In short: be cautious with witch hazel. It’s definitely not ideal for daily use.
Many anti-aging products contain retinoids, such as retinol or a retinyl ester, e.g. retinyl acetate or retinyl propionate. All these compounds are derivatives of vitamin A that convert to retinoic acid on your skin. While the names may differ, the effects are the same: retinoic acid binds to cell receptors to minimize sebum and stimulate collagen production. That combination of oil-busting and elasticity-boosting properties sounds nice, especially since retinoids are essentially vitamin A.
However, any retinoid product drastically increases your skin’s photosensitivity, i.e., its potential for UV damage. ONLY use these products at night, and wear sunscreen during the day. Some people experience skin irritation from retinol or retinyl esters.
And 3 To Choose Instead
This hot new skincare ingredient may sound scary, but remember, “acid” simply means a chemical that can donate a proton or accept an electron pair. When dissolved in water, acids often release hydrogen ions, which makes them vital to activating enzymes and promoting cell metabolism.
Hyaluronic acid is one of your body’s natural lubricants, keeping your eyes and joints moist. It appears throughout your skin as a key source of moisture, and it regulates inflammation to help wounds heal. Our baseline levels of hyaluronic acid decline to just 5 percent in adulthood. Therefore, dehydrated, damaged, or aging skin can benefit from an extra boost of this innate moisturizer.
Fatty alcohols and esters

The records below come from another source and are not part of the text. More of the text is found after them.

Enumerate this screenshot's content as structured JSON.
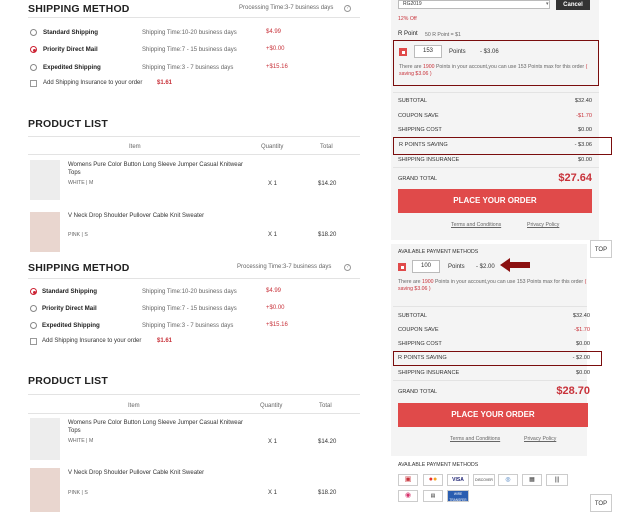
{
  "shipping": {
    "title": "SHIPPING METHOD",
    "processing_time": "Processing Time:3-7 business days",
    "options": [
      {
        "label": "Standard Shipping",
        "time": "Shipping Time:10-20 business days",
        "price": "$4.99"
      },
      {
        "label": "Priority Direct Mail",
        "time": "Shipping Time:7 - 15 business days",
        "price": "+$0.00"
      },
      {
        "label": "Expedited Shipping",
        "time": "Shipping Time:3 - 7 business days",
        "price": "+$15.16"
      }
    ],
    "insurance_label": "Add Shipping Insurance to your order",
    "insurance_price": "$1.61"
  },
  "products": {
    "title": "PRODUCT LIST",
    "headers": {
      "item": "Item",
      "quantity": "Quantity",
      "total": "Total"
    },
    "items": [
      {
        "name": "Womens Pure Color Button Long Sleeve Jumper Casual Knitwear Tops",
        "variant": "WHITE | M",
        "qty": "X 1",
        "total": "$14.20"
      },
      {
        "name": "V Neck Drop Shoulder Pullover Cable Knit Sweater",
        "variant": "PINK | S",
        "qty": "X 1",
        "total": "$18.20"
      }
    ]
  },
  "coupon": {
    "code": "RG2019",
    "cancel": "Cancel",
    "discount_note": "12% Off"
  },
  "rpoint": {
    "title": "R Point",
    "rate_note": "50 R Point = $1"
  },
  "panel_top": {
    "points_value": "153",
    "points_label": "Points",
    "points_saving": "- $3.06",
    "info_pre": "There are",
    "info_points": "1900",
    "info_mid": "Points in your account,you can use 153 Points max for this order",
    "info_saving": "( saving $3.06 )",
    "summary": [
      {
        "label": "SUBTOTAL",
        "value": "$32.40"
      },
      {
        "label": "COUPON SAVE",
        "value": "-$1.70"
      },
      {
        "label": "SHIPPING COST",
        "value": "$0.00"
      },
      {
        "label": "R POINTS SAVING",
        "value": "- $3.06"
      },
      {
        "label": "SHIPPING INSURANCE",
        "value": "$0.00"
      }
    ],
    "grand_total_label": "GRAND TOTAL",
    "grand_total_value": "$27.64",
    "place_order": "PLACE YOUR ORDER",
    "terms": "Terms and Conditions",
    "privacy": "Privacy Policy",
    "top": "TOP"
  },
  "panel_bottom": {
    "payment_methods_label": "AVAILABLE PAYMENT METHODS",
    "points_value": "100",
    "points_label": "Points",
    "points_saving": "- $2.00",
    "info_pre": "There are",
    "info_points": "1900",
    "info_mid": "Points in your account,you can use 153 Points max for this order",
    "info_saving": "( saving $3.06 )",
    "summary": [
      {
        "label": "SUBTOTAL",
        "value": "$32.40"
      },
      {
        "label": "COUPON SAVE",
        "value": "-$1.70"
      },
      {
        "label": "SHIPPING COST",
        "value": "$0.00"
      },
      {
        "label": "R POINTS SAVING",
        "value": "- $2.00"
      },
      {
        "label": "SHIPPING INSURANCE",
        "value": "$0.00"
      }
    ],
    "grand_total_label": "GRAND TOTAL",
    "grand_total_value": "$28.70",
    "place_order": "PLACE YOUR ORDER",
    "terms": "Terms and Conditions",
    "privacy": "Privacy Policy",
    "payment_methods_label2": "AVAILABLE PAYMENT METHODS",
    "payments": [
      "VISA",
      "DISCOVER",
      "WIRE TRANSFER"
    ],
    "top": "TOP"
  },
  "colors": {
    "accent": "#e04a4a",
    "highlight_border": "#7a0d0d",
    "red_text": "#c8323a"
  }
}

Not to be confused with denatured alcohol, this type of alcohol is actually an extract of the fatty acids from plants. These lipids bind to water on the skin and prevent dryness, making them an excellent moisturizer.
Look for cetyl alcohol or cetearyl alcohol, both of which are derived from coconut oil. However, you should avoid lauryl alcohol, which comes from habitat-destroying palm oil crops.
When plants’ fatty acids combine with alcohols, they form esters — non-drying emollients that don’t clog pores. Look for isoamyl laurate or caprylic/capric triglyceride (both derived from coconut oil). Avoid isopropyl palmitate, glyceryl stearate, and sodium coco-sulfate, all of which are sourced from palm oil.
Found in the fruit of the argan tree, argan oil is now one of the world’s most beloved skincare ingredients — and for good reason. Packed with beneficial fatty acids and vitamin E, argan oil is a potent moisturizer that packs some major anti-inflammatory and antioxidant benefits as well. Some research has suggested that argan oil can actually inhibit cancer growth by triggering the death of damaged cells! That’s ideal for promoting cell turnover and rejuvenating your skin as well.
First, unlearn the idea that you need a crazy cocktail of skincare products. Keep it moisturized and clean, and the rest will happen naturally. If you do need a boost for your collagen production, opt for naturally derived anti-inflammatory products. Avoid ingredients that will dry out or irritate your skin. Nourish it with plant-derived fatty acids and your skin’s own natural emollients. Once you strike that balance, you’ll be less likely to experience the acne, fine lines, and dryness that have you reaching for toxic products to begin with.
This article is inspired by an interview with Chris Gibson, holistic health coach and esthetician.